Like much of the collection, ‘Marigolds’ deals with powerful and lingering emotions that are born from grief. “The ghost of my ability to love without grief, still living, lives in this poem,” is a reminder that there is a certain romance to death despite its brutality, which is reflected throughout Arrow.
The stand out poem from Arrow has to be ‘Dear, Beloved’, an elegy which is masterful in its technique and intensely moving. It is a poem which is genuinely awe-inspiring. ‘Dear, Beloved’ is a tapestry comprising beautiful imagery, raw emotion and ingenious word play. On all counts, this is Chakraborty at the top of her game, bearing her heart on one sleeve as she explores the loss of her sister, while wielding her pen in the other.
‘Dear, Beloved’ is intense and dark with Chakraborty walking you through her ‘visio’ which is, in literary terms, a dream or a vision thought to reveal a fundamental truth that the dreamer is not consciously aware of. Chakraborty’s visio feels like a physical manifestation or landscape of her grief in an unfiltered form. It deals with how intoxicating death can be, “Knowing the trees held a promise so annihilative / my flesh would have no choice but to accept,” but is in equal part a captivating ode to her sister, Priya, who died in 2014. The poet speaks to her sister directly several times throughout the poem in a way that feels very intimate.

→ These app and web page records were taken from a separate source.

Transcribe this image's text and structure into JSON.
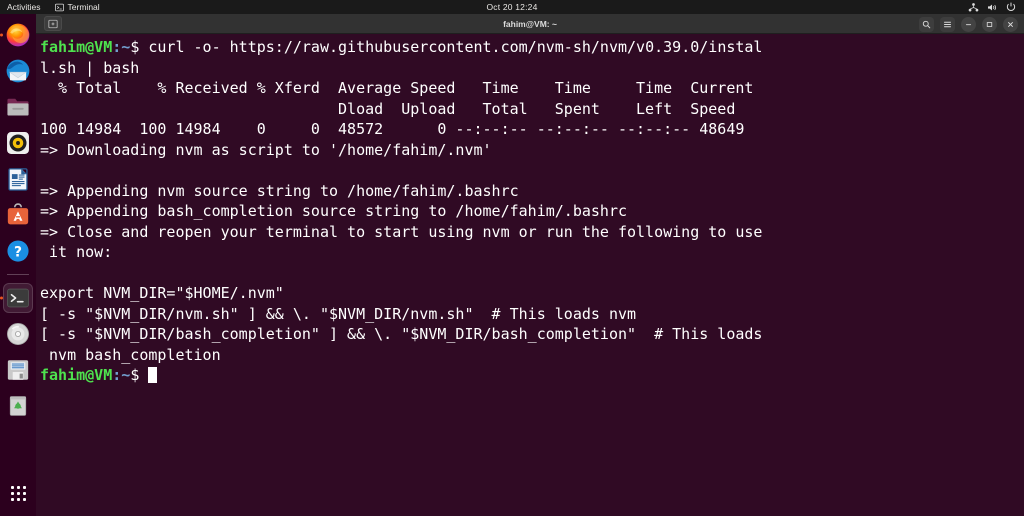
{
  "topbar": {
    "activities": "Activities",
    "app_name": "Terminal",
    "clock": "Oct 20  12:24",
    "indicators": [
      "network-icon",
      "volume-icon",
      "power-icon"
    ]
  },
  "dock": {
    "items": [
      {
        "name": "firefox",
        "label": "Firefox",
        "running": true,
        "active": false
      },
      {
        "name": "thunderbird",
        "label": "Thunderbird",
        "running": false,
        "active": false
      },
      {
        "name": "files",
        "label": "Files",
        "running": false,
        "active": false
      },
      {
        "name": "rhythmbox",
        "label": "Rhythmbox",
        "running": false,
        "active": false
      },
      {
        "name": "libreoffice-writer",
        "label": "LibreOffice Writer",
        "running": false,
        "active": false
      },
      {
        "name": "ubuntu-software",
        "label": "Ubuntu Software",
        "running": false,
        "active": false
      },
      {
        "name": "help",
        "label": "Help",
        "running": false,
        "active": false
      },
      {
        "name": "terminal",
        "label": "Terminal",
        "running": true,
        "active": true
      },
      {
        "name": "disc",
        "label": "Disc",
        "running": false,
        "active": false
      },
      {
        "name": "disks",
        "label": "Disks",
        "running": false,
        "active": false
      },
      {
        "name": "trash",
        "label": "Trash",
        "running": false,
        "active": false
      }
    ],
    "show_apps_label": "Show Applications"
  },
  "window": {
    "title": "fahim@VM: ~",
    "new_tab_label": "New Tab",
    "search_label": "Search",
    "menu_label": "Menu",
    "minimize_label": "–",
    "maximize_label": "❐",
    "close_label": "×"
  },
  "terminal": {
    "prompt_user": "fahim@VM",
    "prompt_path": ":~",
    "prompt_sign": "$ ",
    "command": "curl -o- https://raw.githubusercontent.com/nvm-sh/nvm/v0.39.0/install.sh | bash",
    "output_lines": [
      "  % Total    % Received % Xferd  Average Speed   Time    Time     Time  Current",
      "                                 Dload  Upload   Total   Spent    Left  Speed",
      "100 14984  100 14984    0     0  48572      0 --:--:-- --:--:-- --:--:-- 48649",
      "=> Downloading nvm as script to '/home/fahim/.nvm'",
      "",
      "=> Appending nvm source string to /home/fahim/.bashrc",
      "=> Appending bash_completion source string to /home/fahim/.bashrc",
      "=> Close and reopen your terminal to start using nvm or run the following to use it now:",
      "",
      "export NVM_DIR=\"$HOME/.nvm\"",
      "[ -s \"$NVM_DIR/nvm.sh\" ] && \\. \"$NVM_DIR/nvm.sh\"  # This loads nvm",
      "[ -s \"$NVM_DIR/bash_completion\" ] && \\. \"$NVM_DIR/bash_completion\"  # This loads nvm bash_completion"
    ]
  },
  "colors": {
    "terminal_bg": "#300a24",
    "topbar_bg": "#1a1a1a",
    "titlebar_bg": "#323232",
    "prompt_green": "#4ee24e",
    "prompt_blue": "#729fcf",
    "text_white": "#ffffff",
    "ubuntu_orange": "#e95420"
  }
}
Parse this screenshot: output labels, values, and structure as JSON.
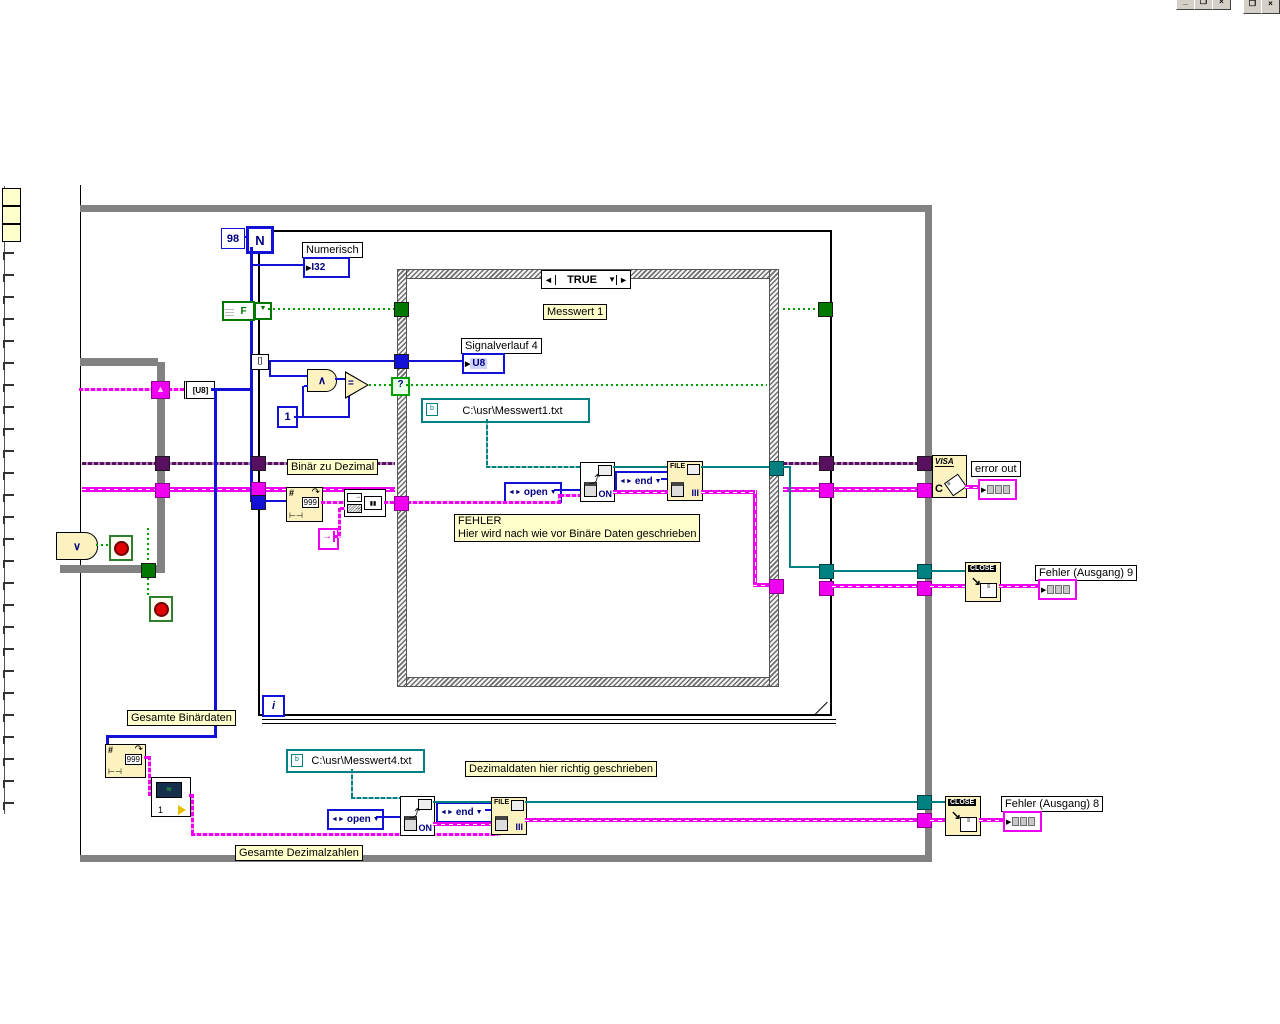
{
  "t": {
    "numerisch": "Numerisch",
    "i32": "I32",
    "u8": "U8",
    "signalverlauf": "Signalverlauf 4",
    "messwert": "Messwert 1",
    "binaer": "Binär zu Dezimal",
    "fehler_line1": "FEHLER",
    "fehler_line2": "Hier wird nach wie vor Binäre Daten geschrieben",
    "gesbin": "Gesamte Binärdaten",
    "gesdez": "Gesamte Dezimalzahlen",
    "dezok": "Dezimaldaten hier richtig geschrieben",
    "errorout": "error out",
    "fehler9": "Fehler (Ausgang) 9",
    "fehler8": "Fehler (Ausgang) 8",
    "case_true": "TRUE",
    "n": "N",
    "i": "i",
    "c98": "98",
    "c1": "1",
    "f": "F",
    "u8arr": "[U8]",
    "n999": "999",
    "hash": "#",
    "open": "open",
    "end": "end",
    "file": "FILE",
    "close": "CLOSE",
    "visa": "VISA",
    "c": "C",
    "on": "ON",
    "bars": "III",
    "brackets": "[]",
    "q": "?",
    "path1": "C:\\usr\\Messwert1.txt",
    "path2": "C:\\usr\\Messwert4.txt"
  },
  "icons": {
    "and": "∧",
    "or": "∨",
    "eq": "=",
    "up": "▲",
    "down": "▼",
    "left": "◄",
    "right": "►",
    "play": "▶",
    "minimize": "_",
    "restore": "❐",
    "close_x": "×",
    "hspan": "⊢⊣",
    "curve": "↷",
    "diag": "↘",
    "squig": "≈",
    "tab": "→",
    "swap": "◄►"
  },
  "colors": {
    "wire_blue": "#1212d6",
    "wire_teal": "#008080",
    "wire_magenta": "#f000f0",
    "wire_purple": "#5a1060",
    "wire_green": "#00a000",
    "label_yellow": "#ffffcc",
    "node_cream": "#fbf2c0",
    "border_gray": "#828282"
  }
}
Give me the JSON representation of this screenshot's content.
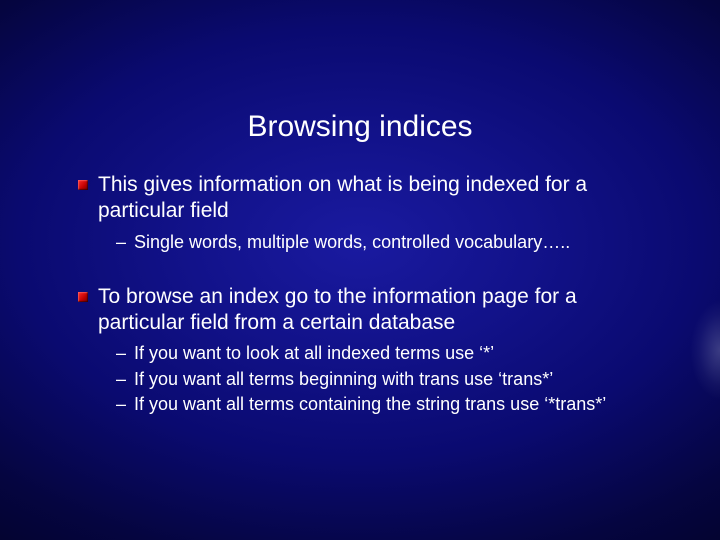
{
  "title": "Browsing indices",
  "bullets": [
    {
      "text": "This gives information on what is being indexed for a particular field",
      "sub": [
        "Single words, multiple words, controlled vocabulary….."
      ]
    },
    {
      "text": "To browse an index go to the information page for a particular field from a certain database",
      "sub": [
        "If you want to look at all indexed terms use ‘*’",
        "If you want all terms beginning with trans use ‘trans*’",
        "If you want all terms containing the string trans use ‘*trans*’"
      ]
    }
  ]
}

It is as if she is trying to understand the senselessness yet inevitability of her death.
The poem is in some parts a study on the feminine and on gender-based violence: the analogy of Nyx, the goddess of the night, which is repeated throughout Arrow, allows us a glimpse into the poet’s experiences and her beliefs. In ‘Dear, Beloved’ Nyx’s father, Zeus, seems to fears her. Chakraborty writes: “Within her every star, from the swollen to the hollow / from the living to the dead, is visible,” emphasising the power of the feminine within Nyx. ‘Dear, Beloved’ is naked and unapologetic about it.
Aside from the lengthy epics, Arrow also contains shorter poems and essays, like palette cleansers but every bit as enchanting as their meatier counterparts. For example, we are presented with four essays, each a rich examination of things we have come to consider part of the human condition – the order of time, devotion, joy and thunder – with the poet playing again on the blurred lines between the fantastical and real. These pieces mix subjects as abstract as the concept of time itself with concrete scenes such as a gynaecology appointment, all of which allow Chakraborty to play whimsically with language. Lines such as “the tongue is a knife” remind us again of the physicality of such language and, by extension, of poetry.
Arrow is a collection to wine and dine. It is a book worth taking the time to get to know, to date, to flirt with. Chakraborty has bled, sweat and birthed this collection, so much so that the poems feel tangible. It is the perfect collection for lovers of contemporary poetry: strongly rooted in poetic traditions, with themes and language that make it feel fresh and exhilarating. Arrow feels like an extension of Sumita Chakraborty herself – sharp, brave and intuitive.
Arrow is published by Carcanet and out now in paperback.
There are two images in this piece. The first is an author image of Sumita Chakraborty, used with permission, courtesy of Carcanet. This shows a woman in glasses smiling against a striped background. The cover of the book is also featured. This shows the title of the book on a blue background.